Thousands of patients waiting for dementia diagnoses during Covid crisis
Experts have warned of backlogs of undiagnosed dementia cases and worsening standards of care after official figures revealed a collapse in assessing and monitoring patients in England during the pandemic.
NHS data shows the number of people who were assessed for dementia has fallen to less than half the level before the pandemic – 10,535 in February 2021 compared to 23,392 in February 2020.
In that time, the number of people receiving an initial memory assessment fell by two-thirds, while the number of referrals to memory clinics – which help diagnose dementia – fell by 42%.
Partly as a result, the total number of patients aged over 65 with a dementia diagnosis fell by just over 43,000 – a drop of 10%.
The pandemic has put huge strain on NHS staff and resources, often diverting them from other healthcare activities. The diagnostic backlog, when thousands of people waiting for diagnosis, is a very difficult time obviously for families and people with dementia, and the medical staff don’t know yet how the services are going to get those people through.

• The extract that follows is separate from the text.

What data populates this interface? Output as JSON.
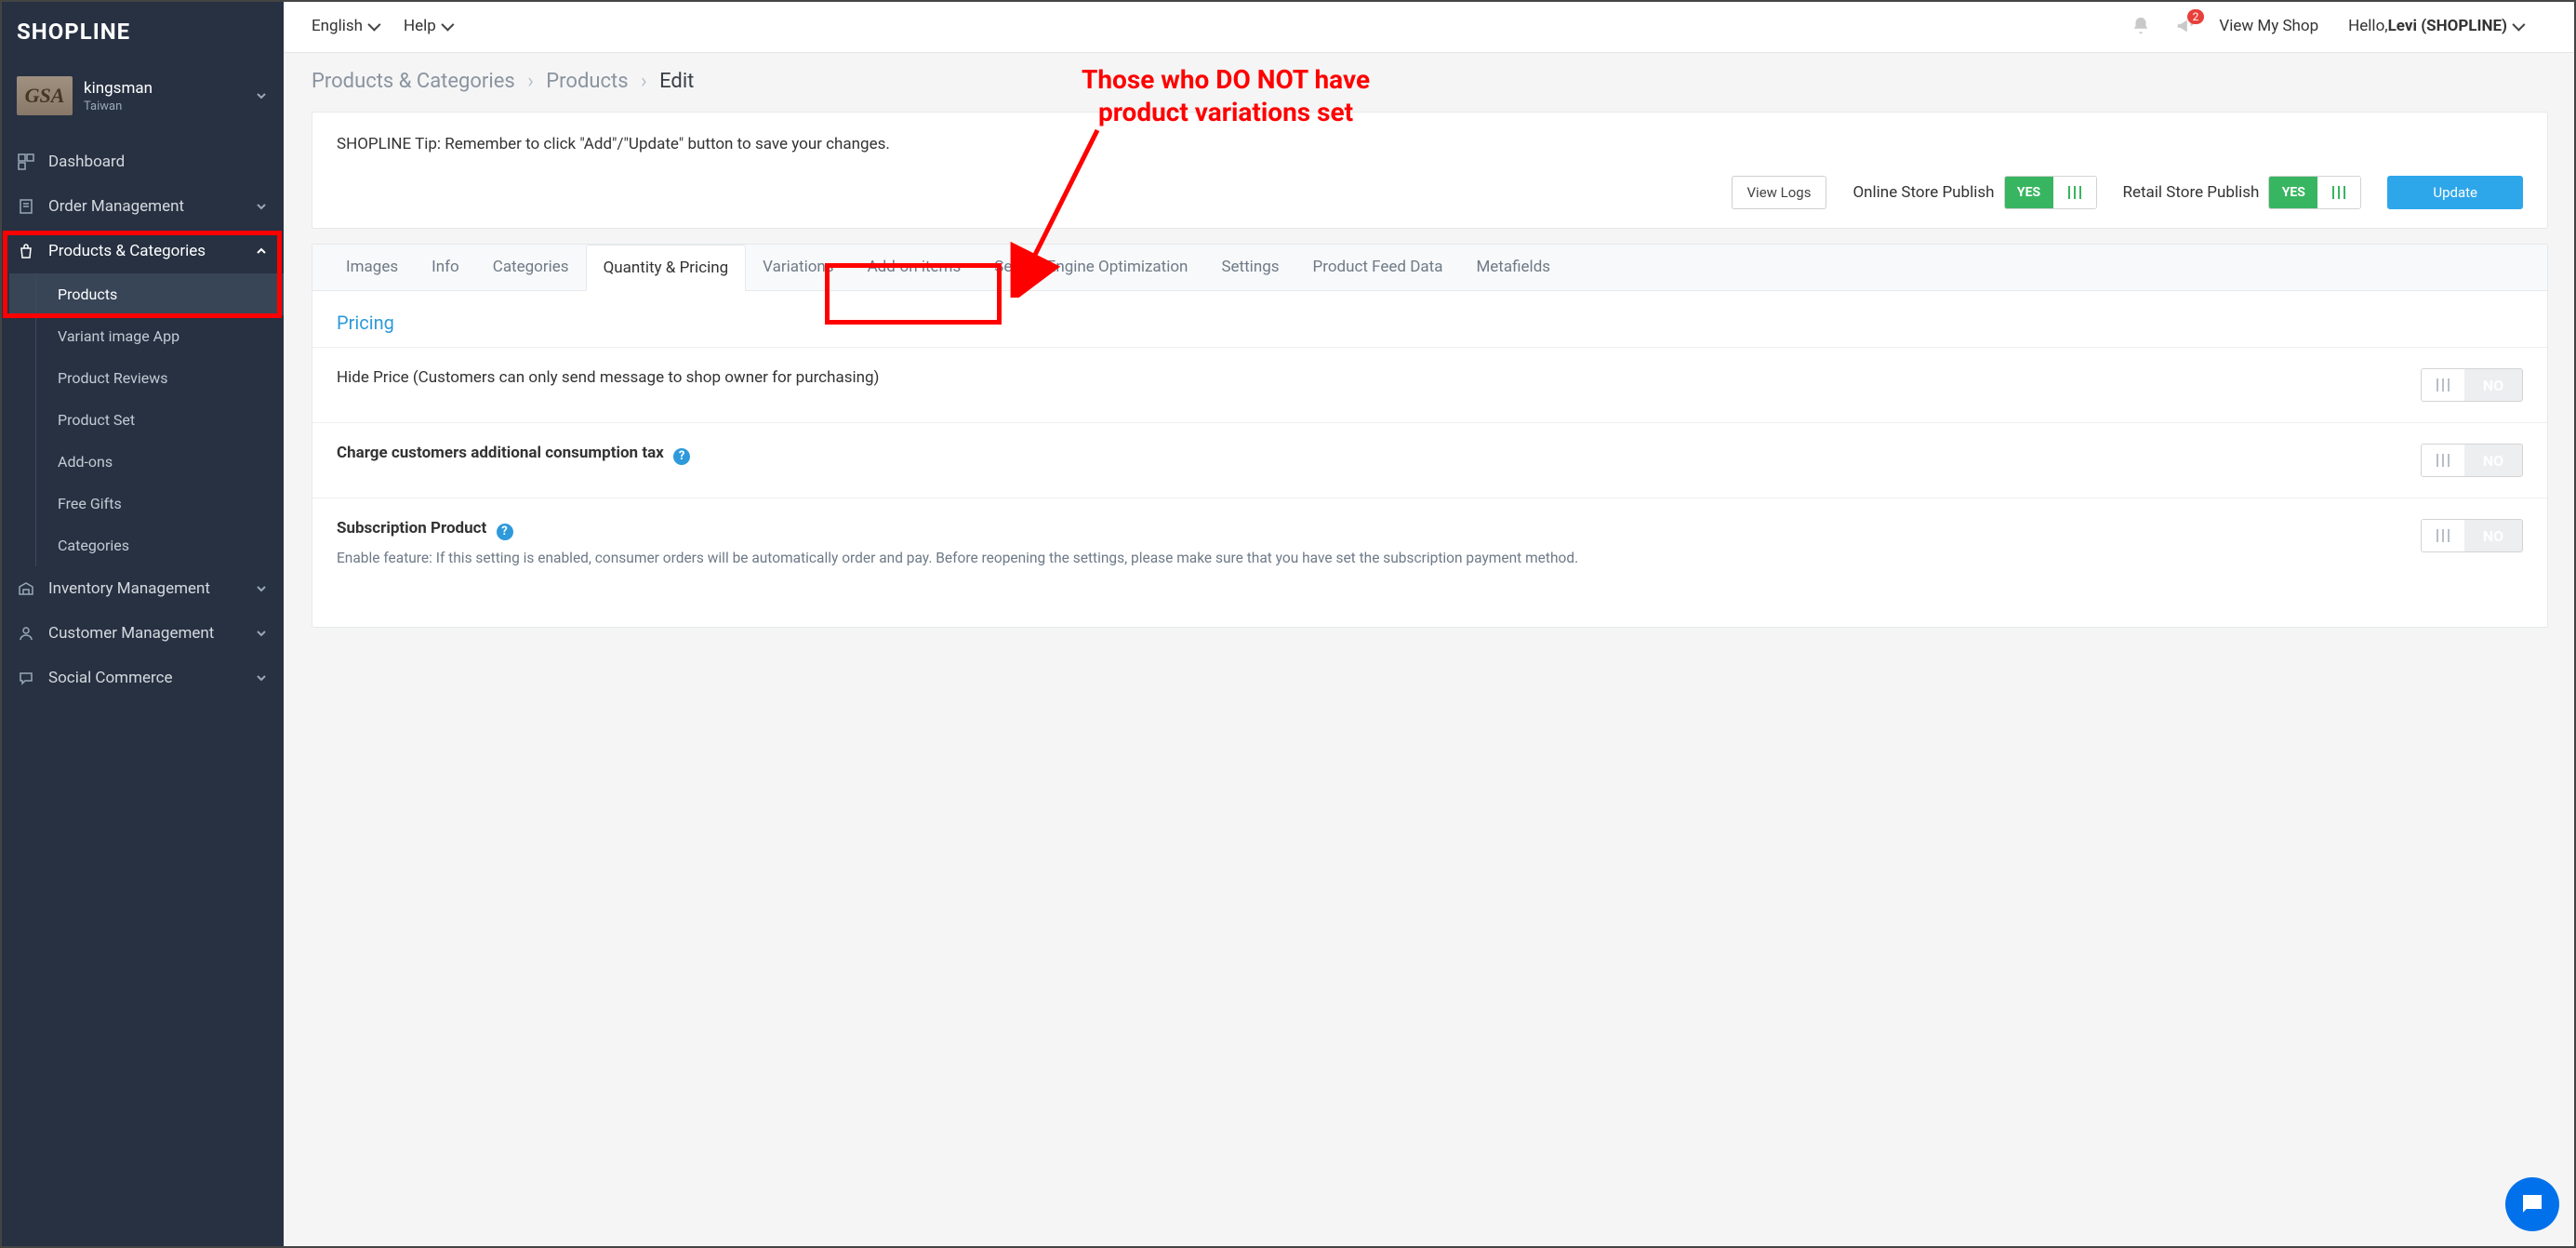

Care monitoring of dementia patients who have already been diagnosed has also fallen sharply. The number of dementia patients who had received a medication review in the previous 12 months fell 55% between February 2020 and February 2021. Meanwhile, in February 2021 just 37% of dementia patients had received a care plan or annual care plan review in the previous 12 months, compared with 73% in February 2020.
Gavin Terry, head of policy at the Alzheimer’s Society, said: “People with dementia have been worst hit by the pandemic and their need for support has risen steeply as a result. But reduction in healthcare services has meant fewer people are getting a dementia diagnosis, so fewer care plans are being introduced, leaving people to struggle without the information and help they so desperately need.
“Now vaccines have been delivered to those in the highest priority groups, clinical commissioning groups must ensure care plan reviews [for people with dementia] are resumed as quickly and as safely as possible.”